Simone Biles loves pizza. Who doesn't?
But there's one key difference between Biles and the rest of us: she's a bonafide Olympic hero, possibly the best gymnast ever and the belle of the ball for companies hoping to lock up athlete endorsements. So that means Biles' pre-existing love for pepperoni pizza, especially in the immediate aftermath of her record-setting win, could soon prove very profitable.
"Simone’s affinity toward pepperoni pizza offers a timely opportunity to become a spokesperson for, or invest in, a brand in which she is a loyal consumer," Scott Bukstein, associate program director and professor of sport business management at the University of Central Florida, told International Business Times in an email. "I anticipate that numerous brands are already developing proposal pitches to align with Simone."
In case you missed it: 19-year-old Biles — who won four gold medals (and the hearts of millions) at Rio 2016 — has often expressed her affinity for a good slice, even saying she eats it after every gymnastics meet.
“It doesn’t even matter if I don’t win a self-gold, after every meet I have pizza. Pepperoni pizza,” she told ABC News. It's a fixture on her social media feeds, the gymnast once tweeting, "there's no 'we' in pizza."
A pizza partnership, then, seems like an exceedingly obvious fit. Slate even put out hypothetical odds for which chain would win the Biles sweepstakes of sorts (Sbarro was last at 500/1, Papa John's first at even money). Digiorno, the make-it-at-home pizza brand, perhaps betraying a bit of thirst, even tweeted at Biles.
But brands love working with athletes who already love their product. For one: there's a built-in story to sell. It's a great selling point and in the marketing parlance it's easier to "activate" the deal.
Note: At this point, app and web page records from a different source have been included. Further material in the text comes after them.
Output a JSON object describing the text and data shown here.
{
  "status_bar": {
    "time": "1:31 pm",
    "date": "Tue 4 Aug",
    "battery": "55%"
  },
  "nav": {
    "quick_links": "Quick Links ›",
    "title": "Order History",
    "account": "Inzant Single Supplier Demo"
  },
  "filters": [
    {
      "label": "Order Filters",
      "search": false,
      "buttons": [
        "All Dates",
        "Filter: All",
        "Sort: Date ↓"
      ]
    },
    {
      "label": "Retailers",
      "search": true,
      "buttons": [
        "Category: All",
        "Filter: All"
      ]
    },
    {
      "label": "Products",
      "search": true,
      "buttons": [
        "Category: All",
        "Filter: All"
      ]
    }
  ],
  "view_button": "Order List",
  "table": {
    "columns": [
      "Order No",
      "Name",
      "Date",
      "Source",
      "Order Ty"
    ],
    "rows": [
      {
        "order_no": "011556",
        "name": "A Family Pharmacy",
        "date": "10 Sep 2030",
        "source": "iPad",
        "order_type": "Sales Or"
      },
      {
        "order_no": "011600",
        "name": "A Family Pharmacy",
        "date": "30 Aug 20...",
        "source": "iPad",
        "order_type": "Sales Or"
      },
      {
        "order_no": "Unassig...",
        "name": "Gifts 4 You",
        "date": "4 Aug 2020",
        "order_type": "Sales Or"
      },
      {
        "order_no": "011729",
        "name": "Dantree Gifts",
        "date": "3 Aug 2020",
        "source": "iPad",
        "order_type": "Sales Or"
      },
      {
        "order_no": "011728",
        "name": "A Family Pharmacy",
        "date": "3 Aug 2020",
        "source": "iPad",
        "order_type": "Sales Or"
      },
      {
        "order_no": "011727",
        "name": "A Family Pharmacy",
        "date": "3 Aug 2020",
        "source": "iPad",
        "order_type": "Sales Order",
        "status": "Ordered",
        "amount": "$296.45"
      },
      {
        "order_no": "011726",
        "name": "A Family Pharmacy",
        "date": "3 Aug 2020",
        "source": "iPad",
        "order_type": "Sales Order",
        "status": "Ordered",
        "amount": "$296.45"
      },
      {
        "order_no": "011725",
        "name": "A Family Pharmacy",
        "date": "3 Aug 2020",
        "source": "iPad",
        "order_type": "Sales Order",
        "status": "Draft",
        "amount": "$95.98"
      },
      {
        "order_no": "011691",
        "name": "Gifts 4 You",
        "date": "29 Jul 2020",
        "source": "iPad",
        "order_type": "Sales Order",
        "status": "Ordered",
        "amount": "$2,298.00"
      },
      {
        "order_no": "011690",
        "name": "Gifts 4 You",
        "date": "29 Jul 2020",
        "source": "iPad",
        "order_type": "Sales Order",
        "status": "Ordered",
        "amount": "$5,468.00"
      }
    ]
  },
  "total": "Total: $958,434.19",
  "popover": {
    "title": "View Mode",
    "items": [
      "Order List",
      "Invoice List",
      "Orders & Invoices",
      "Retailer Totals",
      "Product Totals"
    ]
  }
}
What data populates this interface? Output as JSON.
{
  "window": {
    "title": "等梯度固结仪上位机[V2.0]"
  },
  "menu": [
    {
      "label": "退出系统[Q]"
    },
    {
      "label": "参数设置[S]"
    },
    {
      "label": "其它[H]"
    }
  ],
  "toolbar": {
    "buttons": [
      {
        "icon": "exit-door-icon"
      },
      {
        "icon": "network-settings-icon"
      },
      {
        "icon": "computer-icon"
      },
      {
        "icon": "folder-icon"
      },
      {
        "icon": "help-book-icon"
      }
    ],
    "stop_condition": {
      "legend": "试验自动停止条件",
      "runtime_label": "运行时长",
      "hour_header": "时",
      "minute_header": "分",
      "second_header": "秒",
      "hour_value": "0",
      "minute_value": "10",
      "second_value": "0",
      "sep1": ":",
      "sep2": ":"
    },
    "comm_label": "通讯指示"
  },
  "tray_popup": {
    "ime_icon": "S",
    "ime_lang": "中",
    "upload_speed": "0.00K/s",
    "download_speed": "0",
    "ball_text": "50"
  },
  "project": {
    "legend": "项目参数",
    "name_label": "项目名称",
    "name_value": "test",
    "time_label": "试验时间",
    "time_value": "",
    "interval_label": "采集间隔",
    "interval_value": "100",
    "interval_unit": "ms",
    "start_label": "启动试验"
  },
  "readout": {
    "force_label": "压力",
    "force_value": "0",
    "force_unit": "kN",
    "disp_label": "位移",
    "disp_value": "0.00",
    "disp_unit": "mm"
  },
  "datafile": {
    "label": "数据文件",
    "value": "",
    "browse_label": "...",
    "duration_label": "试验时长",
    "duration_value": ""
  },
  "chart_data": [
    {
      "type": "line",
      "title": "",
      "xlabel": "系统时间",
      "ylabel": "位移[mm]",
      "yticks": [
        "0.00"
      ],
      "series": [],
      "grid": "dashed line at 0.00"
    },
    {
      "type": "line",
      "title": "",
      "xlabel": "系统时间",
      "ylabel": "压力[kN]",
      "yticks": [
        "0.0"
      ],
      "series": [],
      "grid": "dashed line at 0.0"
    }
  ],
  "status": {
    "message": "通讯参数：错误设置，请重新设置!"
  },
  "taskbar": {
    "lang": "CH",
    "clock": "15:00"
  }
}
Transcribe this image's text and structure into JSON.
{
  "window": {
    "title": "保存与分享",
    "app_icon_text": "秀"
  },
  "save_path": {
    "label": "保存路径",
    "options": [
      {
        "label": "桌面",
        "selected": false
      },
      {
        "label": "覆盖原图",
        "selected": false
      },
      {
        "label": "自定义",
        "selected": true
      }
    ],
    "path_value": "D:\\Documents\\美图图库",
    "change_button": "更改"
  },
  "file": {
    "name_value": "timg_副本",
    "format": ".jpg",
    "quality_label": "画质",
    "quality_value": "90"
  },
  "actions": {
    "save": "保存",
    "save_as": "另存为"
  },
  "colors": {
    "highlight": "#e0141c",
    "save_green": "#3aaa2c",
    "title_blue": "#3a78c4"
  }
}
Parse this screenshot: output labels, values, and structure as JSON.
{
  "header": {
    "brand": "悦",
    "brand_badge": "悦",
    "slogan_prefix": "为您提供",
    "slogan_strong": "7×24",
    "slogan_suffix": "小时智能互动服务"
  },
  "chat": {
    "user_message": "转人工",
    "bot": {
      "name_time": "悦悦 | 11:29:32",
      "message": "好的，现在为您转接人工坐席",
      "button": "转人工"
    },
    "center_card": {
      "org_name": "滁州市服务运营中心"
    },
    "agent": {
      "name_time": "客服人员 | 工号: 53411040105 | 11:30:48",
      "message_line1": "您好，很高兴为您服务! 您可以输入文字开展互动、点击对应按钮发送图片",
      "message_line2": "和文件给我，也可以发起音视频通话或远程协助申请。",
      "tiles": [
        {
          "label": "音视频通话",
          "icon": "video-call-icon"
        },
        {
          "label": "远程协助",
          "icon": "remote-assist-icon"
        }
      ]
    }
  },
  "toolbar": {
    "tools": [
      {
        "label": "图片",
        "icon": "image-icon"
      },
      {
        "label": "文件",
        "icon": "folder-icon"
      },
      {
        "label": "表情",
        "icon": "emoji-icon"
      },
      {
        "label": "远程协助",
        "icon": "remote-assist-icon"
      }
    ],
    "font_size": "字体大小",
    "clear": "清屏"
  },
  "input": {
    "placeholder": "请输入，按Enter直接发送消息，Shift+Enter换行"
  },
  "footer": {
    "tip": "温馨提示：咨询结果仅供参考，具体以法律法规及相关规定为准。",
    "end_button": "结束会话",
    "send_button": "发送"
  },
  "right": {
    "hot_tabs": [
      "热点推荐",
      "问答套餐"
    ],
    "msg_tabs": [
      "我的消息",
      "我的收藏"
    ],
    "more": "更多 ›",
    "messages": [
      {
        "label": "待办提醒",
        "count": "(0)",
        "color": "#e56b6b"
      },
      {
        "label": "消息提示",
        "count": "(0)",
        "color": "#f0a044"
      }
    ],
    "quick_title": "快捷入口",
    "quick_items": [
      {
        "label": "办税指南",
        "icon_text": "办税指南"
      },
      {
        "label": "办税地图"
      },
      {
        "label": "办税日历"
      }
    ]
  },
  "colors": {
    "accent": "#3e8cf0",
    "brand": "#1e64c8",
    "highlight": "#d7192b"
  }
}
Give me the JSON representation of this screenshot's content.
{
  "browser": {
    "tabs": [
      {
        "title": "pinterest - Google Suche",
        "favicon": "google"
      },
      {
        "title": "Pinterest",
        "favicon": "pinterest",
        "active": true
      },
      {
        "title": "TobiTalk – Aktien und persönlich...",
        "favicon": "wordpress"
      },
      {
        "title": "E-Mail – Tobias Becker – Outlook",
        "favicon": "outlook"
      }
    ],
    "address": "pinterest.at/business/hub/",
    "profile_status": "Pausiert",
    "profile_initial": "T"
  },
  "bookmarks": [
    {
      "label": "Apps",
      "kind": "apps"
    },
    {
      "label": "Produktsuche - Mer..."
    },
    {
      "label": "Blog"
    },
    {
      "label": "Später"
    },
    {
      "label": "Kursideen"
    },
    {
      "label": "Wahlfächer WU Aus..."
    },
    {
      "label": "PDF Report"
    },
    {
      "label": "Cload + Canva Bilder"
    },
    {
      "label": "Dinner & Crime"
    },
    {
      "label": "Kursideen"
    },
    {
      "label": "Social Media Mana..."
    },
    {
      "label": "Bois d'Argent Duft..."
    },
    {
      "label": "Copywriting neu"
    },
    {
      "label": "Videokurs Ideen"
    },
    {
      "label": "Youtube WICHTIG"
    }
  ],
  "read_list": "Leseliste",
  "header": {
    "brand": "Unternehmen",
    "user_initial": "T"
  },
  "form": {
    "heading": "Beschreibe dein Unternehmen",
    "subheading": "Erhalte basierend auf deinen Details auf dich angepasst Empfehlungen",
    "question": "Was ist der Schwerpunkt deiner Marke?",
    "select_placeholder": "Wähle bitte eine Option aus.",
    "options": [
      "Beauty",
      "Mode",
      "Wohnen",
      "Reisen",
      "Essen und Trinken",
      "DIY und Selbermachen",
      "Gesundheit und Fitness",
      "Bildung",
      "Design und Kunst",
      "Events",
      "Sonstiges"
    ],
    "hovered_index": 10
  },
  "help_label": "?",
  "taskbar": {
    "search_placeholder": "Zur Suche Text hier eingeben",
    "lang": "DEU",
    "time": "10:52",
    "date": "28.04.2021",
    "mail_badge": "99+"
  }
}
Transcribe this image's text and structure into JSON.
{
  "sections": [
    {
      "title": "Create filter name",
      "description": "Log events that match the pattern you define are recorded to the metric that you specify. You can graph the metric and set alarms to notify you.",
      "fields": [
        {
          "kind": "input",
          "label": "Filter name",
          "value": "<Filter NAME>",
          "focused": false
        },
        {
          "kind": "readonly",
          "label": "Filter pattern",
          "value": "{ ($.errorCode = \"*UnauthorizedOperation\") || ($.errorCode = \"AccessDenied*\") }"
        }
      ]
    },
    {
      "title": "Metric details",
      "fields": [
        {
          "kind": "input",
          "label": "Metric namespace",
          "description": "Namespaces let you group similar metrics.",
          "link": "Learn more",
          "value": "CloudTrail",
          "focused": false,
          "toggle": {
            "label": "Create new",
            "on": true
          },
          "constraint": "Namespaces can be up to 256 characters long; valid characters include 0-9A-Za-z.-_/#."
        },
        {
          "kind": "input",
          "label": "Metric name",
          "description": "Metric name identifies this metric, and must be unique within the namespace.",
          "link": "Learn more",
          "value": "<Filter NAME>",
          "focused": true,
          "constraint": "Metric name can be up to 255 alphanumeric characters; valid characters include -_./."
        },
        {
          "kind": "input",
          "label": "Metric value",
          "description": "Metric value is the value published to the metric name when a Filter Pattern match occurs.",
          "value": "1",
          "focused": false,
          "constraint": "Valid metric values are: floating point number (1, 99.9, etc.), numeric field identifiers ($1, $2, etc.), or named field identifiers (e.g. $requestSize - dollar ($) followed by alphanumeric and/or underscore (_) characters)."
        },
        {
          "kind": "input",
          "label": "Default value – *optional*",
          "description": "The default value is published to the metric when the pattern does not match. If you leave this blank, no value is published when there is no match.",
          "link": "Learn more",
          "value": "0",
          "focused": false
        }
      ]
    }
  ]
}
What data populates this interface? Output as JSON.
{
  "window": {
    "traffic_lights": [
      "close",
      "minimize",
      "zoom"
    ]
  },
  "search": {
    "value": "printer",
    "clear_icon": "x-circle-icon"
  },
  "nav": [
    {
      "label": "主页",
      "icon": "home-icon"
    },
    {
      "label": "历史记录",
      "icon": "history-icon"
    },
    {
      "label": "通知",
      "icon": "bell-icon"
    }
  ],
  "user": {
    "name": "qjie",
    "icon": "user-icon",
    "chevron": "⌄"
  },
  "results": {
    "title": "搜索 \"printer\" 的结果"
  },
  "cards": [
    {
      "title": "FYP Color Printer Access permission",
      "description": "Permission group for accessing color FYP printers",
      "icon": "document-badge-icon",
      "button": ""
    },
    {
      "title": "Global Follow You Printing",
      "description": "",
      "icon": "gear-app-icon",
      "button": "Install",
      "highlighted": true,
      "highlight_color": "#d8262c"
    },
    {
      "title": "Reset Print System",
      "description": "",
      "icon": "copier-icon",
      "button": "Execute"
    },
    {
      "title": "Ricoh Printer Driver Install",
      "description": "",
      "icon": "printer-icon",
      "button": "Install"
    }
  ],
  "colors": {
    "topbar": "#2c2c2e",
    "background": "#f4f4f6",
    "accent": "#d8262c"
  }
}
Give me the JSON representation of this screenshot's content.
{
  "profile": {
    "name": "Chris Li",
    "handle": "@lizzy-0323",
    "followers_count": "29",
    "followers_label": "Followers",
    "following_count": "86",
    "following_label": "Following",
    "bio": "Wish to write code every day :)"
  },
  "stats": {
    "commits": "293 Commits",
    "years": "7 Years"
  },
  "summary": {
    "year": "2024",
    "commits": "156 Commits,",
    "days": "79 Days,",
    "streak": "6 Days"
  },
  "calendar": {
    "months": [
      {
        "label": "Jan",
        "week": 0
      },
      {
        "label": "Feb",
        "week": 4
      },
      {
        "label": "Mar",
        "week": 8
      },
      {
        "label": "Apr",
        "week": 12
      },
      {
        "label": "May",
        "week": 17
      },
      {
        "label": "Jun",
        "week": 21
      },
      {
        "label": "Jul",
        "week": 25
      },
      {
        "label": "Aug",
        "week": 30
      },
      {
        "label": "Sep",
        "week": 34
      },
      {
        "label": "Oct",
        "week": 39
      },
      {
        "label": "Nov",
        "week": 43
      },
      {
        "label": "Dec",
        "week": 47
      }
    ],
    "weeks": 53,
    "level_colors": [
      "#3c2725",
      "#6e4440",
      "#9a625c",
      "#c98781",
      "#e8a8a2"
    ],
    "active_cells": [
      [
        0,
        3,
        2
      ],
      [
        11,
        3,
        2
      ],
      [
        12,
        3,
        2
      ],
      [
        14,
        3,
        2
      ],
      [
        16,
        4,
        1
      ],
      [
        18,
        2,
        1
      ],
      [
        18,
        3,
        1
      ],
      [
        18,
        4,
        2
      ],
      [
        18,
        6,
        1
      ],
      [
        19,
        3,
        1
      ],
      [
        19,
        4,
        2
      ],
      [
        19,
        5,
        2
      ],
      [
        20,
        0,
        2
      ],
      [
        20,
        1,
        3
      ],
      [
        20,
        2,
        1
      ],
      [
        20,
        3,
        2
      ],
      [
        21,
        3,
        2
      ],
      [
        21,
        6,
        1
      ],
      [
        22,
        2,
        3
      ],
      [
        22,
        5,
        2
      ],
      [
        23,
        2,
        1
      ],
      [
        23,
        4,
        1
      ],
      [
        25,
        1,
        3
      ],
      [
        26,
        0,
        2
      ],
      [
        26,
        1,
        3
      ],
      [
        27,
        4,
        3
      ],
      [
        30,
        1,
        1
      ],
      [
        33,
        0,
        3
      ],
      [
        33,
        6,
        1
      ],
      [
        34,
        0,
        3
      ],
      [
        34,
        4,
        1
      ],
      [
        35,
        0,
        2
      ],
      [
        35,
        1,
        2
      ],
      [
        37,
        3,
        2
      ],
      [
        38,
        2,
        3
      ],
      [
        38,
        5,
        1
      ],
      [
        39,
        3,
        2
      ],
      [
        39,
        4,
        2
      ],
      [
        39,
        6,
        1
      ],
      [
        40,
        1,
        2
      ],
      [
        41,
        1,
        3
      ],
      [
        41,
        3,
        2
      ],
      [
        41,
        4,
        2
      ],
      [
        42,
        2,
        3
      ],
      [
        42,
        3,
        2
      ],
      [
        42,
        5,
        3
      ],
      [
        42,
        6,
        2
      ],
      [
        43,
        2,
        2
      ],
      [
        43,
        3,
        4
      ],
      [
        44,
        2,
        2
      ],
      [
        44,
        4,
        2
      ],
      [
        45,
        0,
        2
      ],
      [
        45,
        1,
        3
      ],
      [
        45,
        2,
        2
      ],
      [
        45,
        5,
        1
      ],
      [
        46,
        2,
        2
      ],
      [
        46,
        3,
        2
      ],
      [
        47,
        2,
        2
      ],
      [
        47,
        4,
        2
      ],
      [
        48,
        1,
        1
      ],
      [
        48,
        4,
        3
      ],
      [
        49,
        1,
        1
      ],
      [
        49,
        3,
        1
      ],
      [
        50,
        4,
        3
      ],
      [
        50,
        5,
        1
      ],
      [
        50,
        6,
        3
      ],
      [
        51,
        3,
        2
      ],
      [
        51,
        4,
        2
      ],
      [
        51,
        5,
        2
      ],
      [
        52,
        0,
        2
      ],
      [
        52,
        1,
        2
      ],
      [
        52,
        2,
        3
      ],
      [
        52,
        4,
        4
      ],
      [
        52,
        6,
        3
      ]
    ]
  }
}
"Clients are very, very attracted to the idea that athletes use the product without being paid for it," Jonathan Jensen, a consultant and sports marketing professor at University of North Carolina, Chapel Hill, told IBT. Jensen spent a decade brokering athlete endorsement deals for brands and said "there's no more tried and true strategy for agents" than to pitch brands on the idea that the athlete already uses the product. It's often a closer of sorts, but can also provide the initial spark for deals.
Think the NFL's Marshawn Lynch's long-held affection for Skittles turning into the now-retired running back peddling candy. The Los Angeles Dodgers' Clayton Kershaw apparently ate Subway sandwiches before games for years before the company brought him on.
There are some challenges for Biles joining up with a pizza brand. As an elite gymnast, she's perhaps one of the most fit people on the planet, and pizza isn't exactly for calorie-counters. The most famous athlete to pitch pizzas, now-retired NFL Peyton Manning, was a great quarterback, but doesn't exactly have an Adonis-esque build.
"The question is when you have an incongruent pairing like Marshawn Lynch with skittles or an elite gymnast with pizza, how do you make that work?" Jensen said. The answer often lies in a bit of creativity. Manning's pizza chain of choice, Papa John's, has brought on Houston Texan J.J. Watt — who's built like an F-350 — and they've used him differently. And Elite athletes have long endorsed fatty foods they probably eat once a year. Challenges can be overcome: New Orleans Saints quarterback Drew Brees shilled for a motorcycle he was contractually forbidden to ride.
Due to the infamously restrictive Olympic advertising rules, there's a blackout on non-official Olympic sponsors using the games for promotional material until Aug. 24. Biles might be ready to lock-up brands as soon as possible, since the Olympic glow can often be short-lived. She's already appeared in commercials for major products like Hershey's chocolate and Tide detergent.
Biles' Rio performance, which largely lived up to outsized expectations for the multi-time world champion, only adds to her value as an endorser.
"She's only 19 years old," Jensen said. "There are a lot of possibilities in the future for her."